To line the hole in the lid, I cut a piece of felt appropriately, then removed a patch of the backing paper from the middle of the piece, and pushed it down into the hole. Then I worked around the felt, removing pieces of backing paper, pressing to the wood and trimming the overhang.
That worked OK, but it was a little awkward in the corners where a tiny square of felt had to be removed, so I changed tack for the hole in the base, and cut separate pieces. This worked just as well but was a little less fiddly.
Then I cut a couple of long, thin strips to line the groove for the poker shaft. It was surprising how wide that strip had to be: even though it looks narrow and shallow, it actually needed 20mm (almost an inch) of felt.
To ensure solid hold of the metal of the poker by the magnets, I left the last two magnets at the far end of the case exposed.
Step 11: Crimes, Concealments and Conclusions
Crimes and Concealments:-
I got a bit enthusiastic with the PVA and had to clean up the squeeze with a knife. Fortunately everything was covered up or fixable, but it is one of those "less is more" jobs.
Some PVA transferred from my finger to one of the cauls which I was using while clamping the case together. The caul was friable (chipboard) so I was able to scrape the damage off with a knife.
One of the catches was put in the wrong place. It was only about half a millimetre off, but that was enough. Redrilling the pilot holes with that offset would have been very difficult, so I went for the old "bang a matchstick in the hole" trick. That worked fine.
Adding the finger-grip to the butt of the handle was difficult and needed a lot of cleaning up. Next time I make a fitted case for something, I will remember to design the finger-holes from the beginning.
I am really happy with how the case turned out.
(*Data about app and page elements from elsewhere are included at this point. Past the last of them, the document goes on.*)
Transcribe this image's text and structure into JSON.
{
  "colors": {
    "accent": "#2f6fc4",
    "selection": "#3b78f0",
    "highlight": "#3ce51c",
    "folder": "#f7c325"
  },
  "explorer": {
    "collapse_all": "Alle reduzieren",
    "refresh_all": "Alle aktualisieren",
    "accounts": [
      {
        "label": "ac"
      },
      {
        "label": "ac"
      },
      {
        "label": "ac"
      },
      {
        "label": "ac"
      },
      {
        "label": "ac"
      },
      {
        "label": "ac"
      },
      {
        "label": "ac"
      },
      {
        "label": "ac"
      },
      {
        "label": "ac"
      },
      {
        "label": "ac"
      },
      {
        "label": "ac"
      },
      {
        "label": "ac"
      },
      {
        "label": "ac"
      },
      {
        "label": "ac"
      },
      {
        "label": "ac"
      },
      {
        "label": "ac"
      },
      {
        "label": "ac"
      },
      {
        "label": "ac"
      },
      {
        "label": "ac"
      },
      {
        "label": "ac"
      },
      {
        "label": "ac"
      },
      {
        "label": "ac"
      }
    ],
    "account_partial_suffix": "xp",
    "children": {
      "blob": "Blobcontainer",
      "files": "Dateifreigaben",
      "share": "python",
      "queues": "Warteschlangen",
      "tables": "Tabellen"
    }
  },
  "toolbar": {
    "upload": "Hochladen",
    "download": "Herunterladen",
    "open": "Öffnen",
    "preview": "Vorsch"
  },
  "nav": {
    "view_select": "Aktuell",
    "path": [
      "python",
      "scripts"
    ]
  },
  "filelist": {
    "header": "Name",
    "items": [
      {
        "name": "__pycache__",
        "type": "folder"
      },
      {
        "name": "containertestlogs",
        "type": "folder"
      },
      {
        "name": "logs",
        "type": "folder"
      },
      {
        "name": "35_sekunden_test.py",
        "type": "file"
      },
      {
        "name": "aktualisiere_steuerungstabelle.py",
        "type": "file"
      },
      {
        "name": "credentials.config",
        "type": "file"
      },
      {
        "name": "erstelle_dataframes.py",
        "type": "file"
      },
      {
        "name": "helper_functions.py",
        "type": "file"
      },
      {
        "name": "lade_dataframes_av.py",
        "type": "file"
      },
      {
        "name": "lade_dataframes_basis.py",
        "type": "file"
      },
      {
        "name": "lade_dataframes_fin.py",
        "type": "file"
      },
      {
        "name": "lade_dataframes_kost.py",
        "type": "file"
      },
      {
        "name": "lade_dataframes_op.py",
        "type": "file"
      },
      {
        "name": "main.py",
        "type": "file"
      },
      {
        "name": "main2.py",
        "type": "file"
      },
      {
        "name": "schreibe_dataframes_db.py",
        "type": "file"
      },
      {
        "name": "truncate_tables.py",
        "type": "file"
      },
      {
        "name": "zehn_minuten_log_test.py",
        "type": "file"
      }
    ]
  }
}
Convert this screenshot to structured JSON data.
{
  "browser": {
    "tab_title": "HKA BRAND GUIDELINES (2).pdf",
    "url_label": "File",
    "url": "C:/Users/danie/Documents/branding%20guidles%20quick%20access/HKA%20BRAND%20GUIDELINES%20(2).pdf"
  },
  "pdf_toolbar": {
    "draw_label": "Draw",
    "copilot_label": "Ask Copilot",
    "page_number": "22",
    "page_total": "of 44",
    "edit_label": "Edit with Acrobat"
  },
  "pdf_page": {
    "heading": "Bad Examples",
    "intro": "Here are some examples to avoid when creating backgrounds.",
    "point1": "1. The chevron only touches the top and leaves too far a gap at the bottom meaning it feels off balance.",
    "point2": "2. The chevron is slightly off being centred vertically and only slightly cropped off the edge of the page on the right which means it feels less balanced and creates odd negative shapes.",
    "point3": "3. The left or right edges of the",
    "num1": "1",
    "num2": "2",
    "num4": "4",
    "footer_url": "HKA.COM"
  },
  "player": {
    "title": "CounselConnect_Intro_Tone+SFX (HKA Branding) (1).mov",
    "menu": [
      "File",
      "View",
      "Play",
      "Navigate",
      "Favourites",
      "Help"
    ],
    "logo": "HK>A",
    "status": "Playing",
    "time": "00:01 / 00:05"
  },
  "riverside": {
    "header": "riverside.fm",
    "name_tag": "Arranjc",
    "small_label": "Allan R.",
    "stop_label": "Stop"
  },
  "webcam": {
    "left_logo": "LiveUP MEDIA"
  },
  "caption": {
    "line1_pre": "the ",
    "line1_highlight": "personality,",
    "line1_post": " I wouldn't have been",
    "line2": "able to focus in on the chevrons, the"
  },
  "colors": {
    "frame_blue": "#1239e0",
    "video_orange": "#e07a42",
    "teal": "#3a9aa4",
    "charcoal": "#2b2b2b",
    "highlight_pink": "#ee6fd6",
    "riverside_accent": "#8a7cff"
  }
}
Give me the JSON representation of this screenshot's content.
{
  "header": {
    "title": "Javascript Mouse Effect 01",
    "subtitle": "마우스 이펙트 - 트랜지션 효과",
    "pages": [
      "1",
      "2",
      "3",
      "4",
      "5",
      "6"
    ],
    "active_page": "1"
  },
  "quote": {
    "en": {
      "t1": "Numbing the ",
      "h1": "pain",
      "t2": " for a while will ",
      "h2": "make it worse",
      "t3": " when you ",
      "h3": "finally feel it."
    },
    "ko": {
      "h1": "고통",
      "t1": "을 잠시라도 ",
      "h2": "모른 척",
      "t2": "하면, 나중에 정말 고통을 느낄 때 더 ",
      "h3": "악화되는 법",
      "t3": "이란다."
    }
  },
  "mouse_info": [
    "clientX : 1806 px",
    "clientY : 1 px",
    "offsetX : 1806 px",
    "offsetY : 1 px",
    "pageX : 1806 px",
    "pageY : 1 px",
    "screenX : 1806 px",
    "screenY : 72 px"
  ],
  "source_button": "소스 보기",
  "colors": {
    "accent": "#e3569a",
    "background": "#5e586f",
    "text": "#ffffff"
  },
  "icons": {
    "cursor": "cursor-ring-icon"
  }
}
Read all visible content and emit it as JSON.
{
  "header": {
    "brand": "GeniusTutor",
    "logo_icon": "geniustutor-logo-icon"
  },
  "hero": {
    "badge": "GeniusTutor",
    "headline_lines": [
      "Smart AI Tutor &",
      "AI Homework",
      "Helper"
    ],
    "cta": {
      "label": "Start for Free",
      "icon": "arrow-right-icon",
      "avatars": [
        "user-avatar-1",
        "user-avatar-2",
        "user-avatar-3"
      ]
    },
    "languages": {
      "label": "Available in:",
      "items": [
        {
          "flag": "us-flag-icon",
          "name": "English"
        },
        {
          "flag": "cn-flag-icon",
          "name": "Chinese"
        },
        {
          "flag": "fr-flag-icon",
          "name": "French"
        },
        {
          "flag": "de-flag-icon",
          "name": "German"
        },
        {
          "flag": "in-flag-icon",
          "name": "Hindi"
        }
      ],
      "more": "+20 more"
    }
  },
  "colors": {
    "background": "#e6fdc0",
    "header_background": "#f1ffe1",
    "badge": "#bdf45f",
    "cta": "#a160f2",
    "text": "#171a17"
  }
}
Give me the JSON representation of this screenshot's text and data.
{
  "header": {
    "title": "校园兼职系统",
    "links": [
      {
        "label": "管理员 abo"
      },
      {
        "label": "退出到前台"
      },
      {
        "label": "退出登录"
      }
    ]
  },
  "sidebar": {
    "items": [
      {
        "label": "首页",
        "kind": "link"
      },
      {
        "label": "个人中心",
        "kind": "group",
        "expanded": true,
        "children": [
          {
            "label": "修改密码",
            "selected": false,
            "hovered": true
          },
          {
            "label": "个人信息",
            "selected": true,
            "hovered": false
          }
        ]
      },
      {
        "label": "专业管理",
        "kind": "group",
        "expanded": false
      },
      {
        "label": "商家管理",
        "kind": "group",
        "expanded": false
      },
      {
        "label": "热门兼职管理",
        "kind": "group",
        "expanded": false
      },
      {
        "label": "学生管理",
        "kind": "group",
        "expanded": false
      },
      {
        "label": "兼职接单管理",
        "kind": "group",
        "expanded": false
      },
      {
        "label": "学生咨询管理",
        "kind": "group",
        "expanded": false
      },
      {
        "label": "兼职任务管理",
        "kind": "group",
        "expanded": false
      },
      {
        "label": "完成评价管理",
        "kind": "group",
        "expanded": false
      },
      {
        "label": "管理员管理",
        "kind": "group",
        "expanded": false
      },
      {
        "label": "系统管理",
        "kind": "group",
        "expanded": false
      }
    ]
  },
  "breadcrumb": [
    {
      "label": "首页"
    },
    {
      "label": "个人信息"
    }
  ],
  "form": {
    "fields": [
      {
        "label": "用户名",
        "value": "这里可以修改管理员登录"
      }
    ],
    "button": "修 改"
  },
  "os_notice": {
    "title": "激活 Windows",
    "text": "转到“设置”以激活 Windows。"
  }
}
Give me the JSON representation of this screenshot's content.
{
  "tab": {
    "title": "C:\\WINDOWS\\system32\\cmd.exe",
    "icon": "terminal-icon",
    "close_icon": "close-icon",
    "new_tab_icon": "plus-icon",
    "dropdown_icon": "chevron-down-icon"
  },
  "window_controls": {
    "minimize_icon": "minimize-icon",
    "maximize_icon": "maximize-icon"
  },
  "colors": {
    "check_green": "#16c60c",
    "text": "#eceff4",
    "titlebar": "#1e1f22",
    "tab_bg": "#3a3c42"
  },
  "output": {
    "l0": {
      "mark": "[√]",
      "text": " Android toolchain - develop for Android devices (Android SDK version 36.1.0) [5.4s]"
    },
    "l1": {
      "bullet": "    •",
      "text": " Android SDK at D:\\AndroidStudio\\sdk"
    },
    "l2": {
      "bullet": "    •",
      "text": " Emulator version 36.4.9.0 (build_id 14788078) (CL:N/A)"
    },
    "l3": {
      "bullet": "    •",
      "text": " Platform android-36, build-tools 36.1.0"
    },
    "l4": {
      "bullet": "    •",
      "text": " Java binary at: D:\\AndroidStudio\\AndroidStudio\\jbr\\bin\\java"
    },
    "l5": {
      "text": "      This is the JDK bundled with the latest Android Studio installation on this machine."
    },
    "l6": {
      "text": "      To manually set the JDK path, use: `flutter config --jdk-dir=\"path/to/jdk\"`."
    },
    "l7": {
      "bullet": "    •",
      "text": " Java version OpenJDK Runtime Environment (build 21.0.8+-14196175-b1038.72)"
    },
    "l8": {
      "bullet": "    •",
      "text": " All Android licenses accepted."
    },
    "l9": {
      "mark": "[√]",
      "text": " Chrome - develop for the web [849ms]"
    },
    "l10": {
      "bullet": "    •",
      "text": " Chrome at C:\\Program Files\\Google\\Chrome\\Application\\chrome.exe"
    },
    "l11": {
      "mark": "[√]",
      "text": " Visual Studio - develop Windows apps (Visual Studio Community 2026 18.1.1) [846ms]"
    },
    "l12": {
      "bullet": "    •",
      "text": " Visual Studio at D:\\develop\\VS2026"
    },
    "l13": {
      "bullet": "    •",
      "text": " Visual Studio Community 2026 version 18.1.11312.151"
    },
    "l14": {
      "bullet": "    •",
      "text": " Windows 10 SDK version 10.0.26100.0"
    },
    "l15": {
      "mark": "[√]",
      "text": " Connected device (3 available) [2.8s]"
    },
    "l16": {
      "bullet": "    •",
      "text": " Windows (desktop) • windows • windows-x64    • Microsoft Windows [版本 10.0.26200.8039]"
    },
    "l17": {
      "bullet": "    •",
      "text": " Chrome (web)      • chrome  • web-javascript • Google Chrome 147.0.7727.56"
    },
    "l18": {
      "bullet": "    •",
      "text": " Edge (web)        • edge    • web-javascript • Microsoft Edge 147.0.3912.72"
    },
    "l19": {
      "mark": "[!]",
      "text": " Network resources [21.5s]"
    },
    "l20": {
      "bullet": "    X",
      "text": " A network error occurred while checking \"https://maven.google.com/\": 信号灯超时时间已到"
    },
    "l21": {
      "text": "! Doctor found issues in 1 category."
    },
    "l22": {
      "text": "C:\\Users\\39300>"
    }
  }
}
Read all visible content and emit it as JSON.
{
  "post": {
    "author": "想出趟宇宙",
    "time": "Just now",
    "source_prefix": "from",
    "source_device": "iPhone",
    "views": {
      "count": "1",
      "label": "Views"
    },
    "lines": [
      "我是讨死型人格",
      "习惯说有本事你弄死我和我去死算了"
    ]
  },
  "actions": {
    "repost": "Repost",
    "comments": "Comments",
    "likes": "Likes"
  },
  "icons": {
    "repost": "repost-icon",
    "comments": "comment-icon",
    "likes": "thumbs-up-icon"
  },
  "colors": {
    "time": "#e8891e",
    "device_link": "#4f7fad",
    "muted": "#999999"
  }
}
It is definitely overkill, but it is also a way of expressing disappointment in my friends that they didn't have any wire in their garage.
The technique of layering sawn planks with jig-sawn and un-sawn plywood to make fitted cases worked really well.
Eric Brouwer made it!